That’s the problem here:
The contradiction between ideological opposition to guest workers and the huge demand for cheap foreign labor is the key to the present controversy. To avoid the appearance of a legally recognized caste system while allowing one to exist in reality, Congress has given nearly full legal rights to legal immigrants and passed tough laws to keep everyone else out – while appropriating far too little money to enforce them. This throws to the executive the task of deciding whom to enforce the laws against. Because Congress appropriates only enough money to deport 400,000 people per year out of 11 million, the president by necessity must pick and choose whom to deport. It’s no surprise that for decades every president has deported mainly criminals while leaving most everyone else alone.
Obama, then, is just doing what he can to maintain the status quo, like others before him, and this big deal announcement was nothing much:
The president’s discretion to enforce the immigration laws has always been the cornerstone of a de facto guest-worker (or, if you want, caste) system from which most Americans have greatly benefited. That’s why Republicans’ claim that the president is shredding the Constitution sounds so odd to people knowledgeable about immigration law. He’s just doing what countless Congresses have wanted him to do, and have effectively forced him to do, so that Congress itself could avoid charges that it has created a two-tier system of citizenship where the bottom tier is allowed to stay in this country and work, but is not allowed to vote, to benefit from welfare programs, to travel freely, or to enjoy the full protection of workplace laws. Of course, you might say that the whole illegal immigration system, with its two-tier system of rights, violates the Constitution or at least constitutional values, but the fault for that lies with Congress, not with the president.
That would mean nothing will change:
Obama’s action will not fix the problem of illegal immigration; nor would congressional action that created a legal pathway to citizenship. The great irony is that as undocumented aliens gain rights, they will no longer need to, or even be able to, supply menial work at a low wage.
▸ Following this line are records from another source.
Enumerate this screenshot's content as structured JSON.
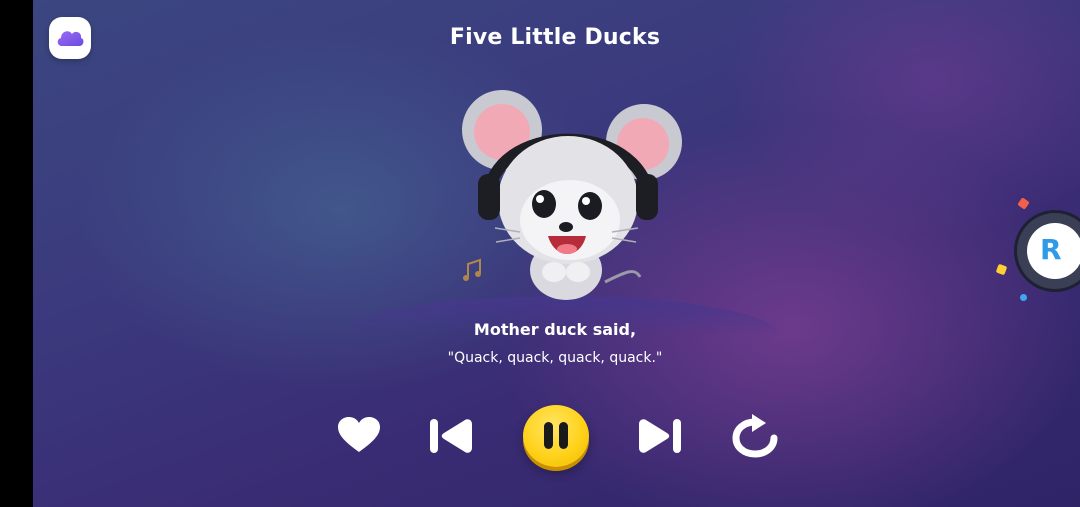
{
  "app": {
    "menu_icon": "cloud-icon",
    "accent_color": "#ffd21a"
  },
  "song": {
    "title": "Five Little Ducks"
  },
  "lyrics": {
    "line1": "Mother duck said,",
    "line2": "\"Quack, quack, quack, quack.\""
  },
  "controls": {
    "favorite_icon": "heart-icon",
    "previous_icon": "skip-previous-icon",
    "play_state": "playing",
    "pause_icon": "pause-icon",
    "next_icon": "skip-next-icon",
    "repeat_icon": "repeat-icon"
  },
  "side_badge": {
    "letter": "R",
    "icon": "reading-badge-icon"
  }
}
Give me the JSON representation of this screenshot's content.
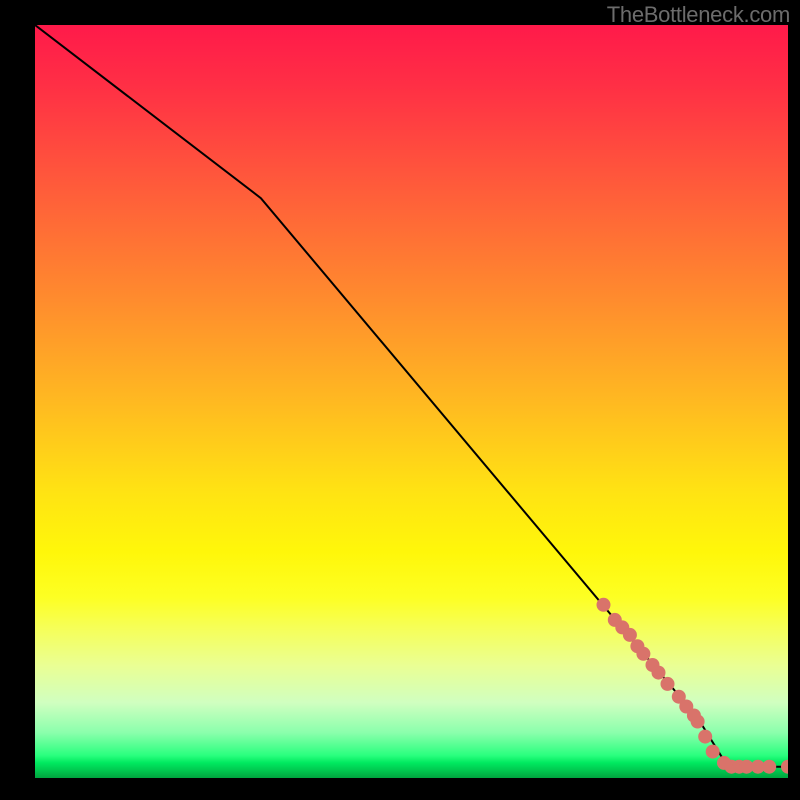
{
  "watermark": "TheBottleneck.com",
  "chart_data": {
    "type": "line",
    "title": "",
    "xlabel": "",
    "ylabel": "",
    "xlim": [
      0,
      100
    ],
    "ylim": [
      0,
      100
    ],
    "line": {
      "x": [
        0,
        30,
        88,
        92,
        100
      ],
      "y": [
        100,
        77,
        8,
        1.5,
        1.5
      ]
    },
    "points": [
      {
        "x": 75.5,
        "y": 23
      },
      {
        "x": 77.0,
        "y": 21
      },
      {
        "x": 78.0,
        "y": 20
      },
      {
        "x": 79.0,
        "y": 19
      },
      {
        "x": 80.0,
        "y": 17.5
      },
      {
        "x": 80.8,
        "y": 16.5
      },
      {
        "x": 82.0,
        "y": 15
      },
      {
        "x": 82.8,
        "y": 14
      },
      {
        "x": 84.0,
        "y": 12.5
      },
      {
        "x": 85.5,
        "y": 10.8
      },
      {
        "x": 86.5,
        "y": 9.5
      },
      {
        "x": 87.5,
        "y": 8.3
      },
      {
        "x": 88.0,
        "y": 7.5
      },
      {
        "x": 89.0,
        "y": 5.5
      },
      {
        "x": 90.0,
        "y": 3.5
      },
      {
        "x": 91.5,
        "y": 2.0
      },
      {
        "x": 92.5,
        "y": 1.5
      },
      {
        "x": 93.5,
        "y": 1.5
      },
      {
        "x": 94.5,
        "y": 1.5
      },
      {
        "x": 96.0,
        "y": 1.5
      },
      {
        "x": 97.5,
        "y": 1.5
      },
      {
        "x": 100.0,
        "y": 1.5
      }
    ],
    "colors": {
      "line": "#000000",
      "point_fill": "#d9736a",
      "point_stroke": "#b85a52"
    },
    "point_radius": 7,
    "grid": false,
    "legend": false
  }
}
Illegal immigration will rise again, just as it did after the last path-to-citizenship-law in 1986. America’s hunger for cheap labor can’t be legislated away.
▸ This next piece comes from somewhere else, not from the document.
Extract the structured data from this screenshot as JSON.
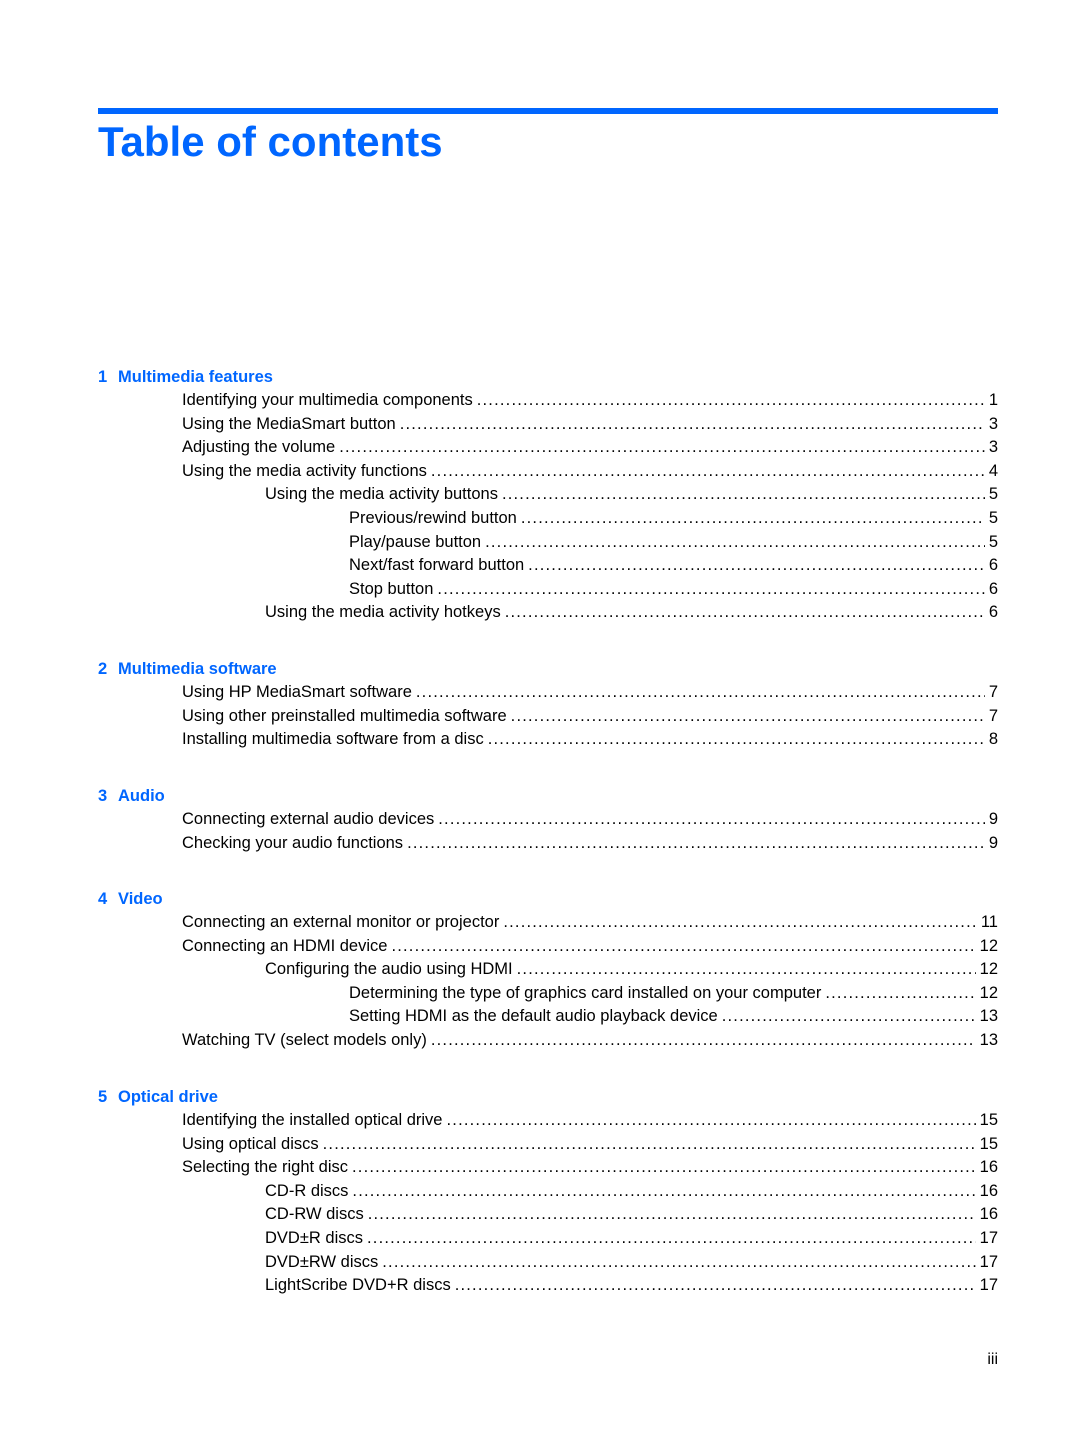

Is that cynical, or is that just the way things are? It may be both. Obama outraged the Republicans and everyone on the right, and did something vaguely heroic that will cheer Democrats and everyone on the left, but what did he really do? Well, he did make life easier for millions of families that won’t be torn apart now, which is humane and decent and comes at little cost, but there are those who think that those families deserve to be torn apart, as a matter of law – they deserve our contempt. That dispute, between common decency and firm and unambiguous law, will go on forever. There will be another Victor Hugo writing another Les Misérables, and then another and then another, but the underlying problem, as Posner states it, won’t go away. That hunger for cheap labor is the problem here. That makes doing the right thing nearly impossible. Obama did what he could. It will have to do. Now we’ll fight about it for a year or two.